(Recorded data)
__________

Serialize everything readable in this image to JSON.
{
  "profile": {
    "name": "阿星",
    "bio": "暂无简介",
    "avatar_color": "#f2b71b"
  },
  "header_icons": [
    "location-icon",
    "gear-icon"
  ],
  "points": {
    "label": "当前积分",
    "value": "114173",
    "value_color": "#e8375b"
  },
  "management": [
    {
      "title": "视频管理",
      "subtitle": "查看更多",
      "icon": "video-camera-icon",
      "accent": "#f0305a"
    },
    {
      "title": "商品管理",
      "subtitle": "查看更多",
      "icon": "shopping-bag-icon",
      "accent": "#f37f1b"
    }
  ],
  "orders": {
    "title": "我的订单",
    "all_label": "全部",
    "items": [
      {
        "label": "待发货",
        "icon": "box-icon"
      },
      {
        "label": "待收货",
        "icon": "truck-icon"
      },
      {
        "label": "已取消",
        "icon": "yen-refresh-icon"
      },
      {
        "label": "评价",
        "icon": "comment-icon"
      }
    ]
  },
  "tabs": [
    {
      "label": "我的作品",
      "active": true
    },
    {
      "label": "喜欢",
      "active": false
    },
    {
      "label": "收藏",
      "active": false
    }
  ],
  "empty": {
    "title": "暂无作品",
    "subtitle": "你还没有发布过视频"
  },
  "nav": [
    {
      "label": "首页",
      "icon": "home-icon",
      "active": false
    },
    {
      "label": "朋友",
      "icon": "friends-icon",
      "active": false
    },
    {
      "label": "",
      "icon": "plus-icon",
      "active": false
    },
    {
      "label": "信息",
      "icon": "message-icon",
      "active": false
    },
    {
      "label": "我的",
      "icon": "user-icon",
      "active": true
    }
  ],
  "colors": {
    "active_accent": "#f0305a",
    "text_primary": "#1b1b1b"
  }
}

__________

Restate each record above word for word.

Serialize everything readable in this image to JSON.
{
  "profile": {
    "name": "阿星",
    "bio": "暂无简介",
    "avatar_color": "#f2b71b"
  },
  "header_icons": [
    "location-icon",
    "gear-icon"
  ],
  "points": {
    "label": "当前积分",
    "value": "114173",
    "value_color": "#e8375b"
  },
  "management": [
    {
      "title": "视频管理",
      "subtitle": "查看更多",
      "icon": "video-camera-icon",
      "accent": "#f0305a"
    },
    {
      "title": "商品管理",
      "subtitle": "查看更多",
      "icon": "shopping-bag-icon",
      "accent": "#f37f1b"
    }
  ],
  "orders": {
    "title": "我的订单",
    "all_label": "全部",
    "items": [
      {
        "label": "待发货",
        "icon": "box-icon"
      },
      {
        "label": "待收货",
        "icon": "truck-icon"
      },
      {
        "label": "已取消",
        "icon": "yen-refresh-icon"
      },
      {
        "label": "评价",
        "icon": "comment-icon"
      }
    ]
  },
  "tabs": [
    {
      "label": "我的作品",
      "active": true
    },
    {
      "label": "喜欢",
      "active": false
    },
    {
      "label": "收藏",
      "active": false
    }
  ],
  "empty": {
    "title": "暂无作品",
    "subtitle": "你还没有发布过视频"
  },
  "nav": [
    {
      "label": "首页",
      "icon": "home-icon",
      "active": false
    },
    {
      "label": "朋友",
      "icon": "friends-icon",
      "active": false
    },
    {
      "label": "",
      "icon": "plus-icon",
      "active": false
    },
    {
      "label": "信息",
      "icon": "message-icon",
      "active": false
    },
    {
      "label": "我的",
      "icon": "user-icon",
      "active": true
    }
  ],
  "colors": {
    "active_accent": "#f0305a",
    "text_primary": "#1b1b1b"
  }
}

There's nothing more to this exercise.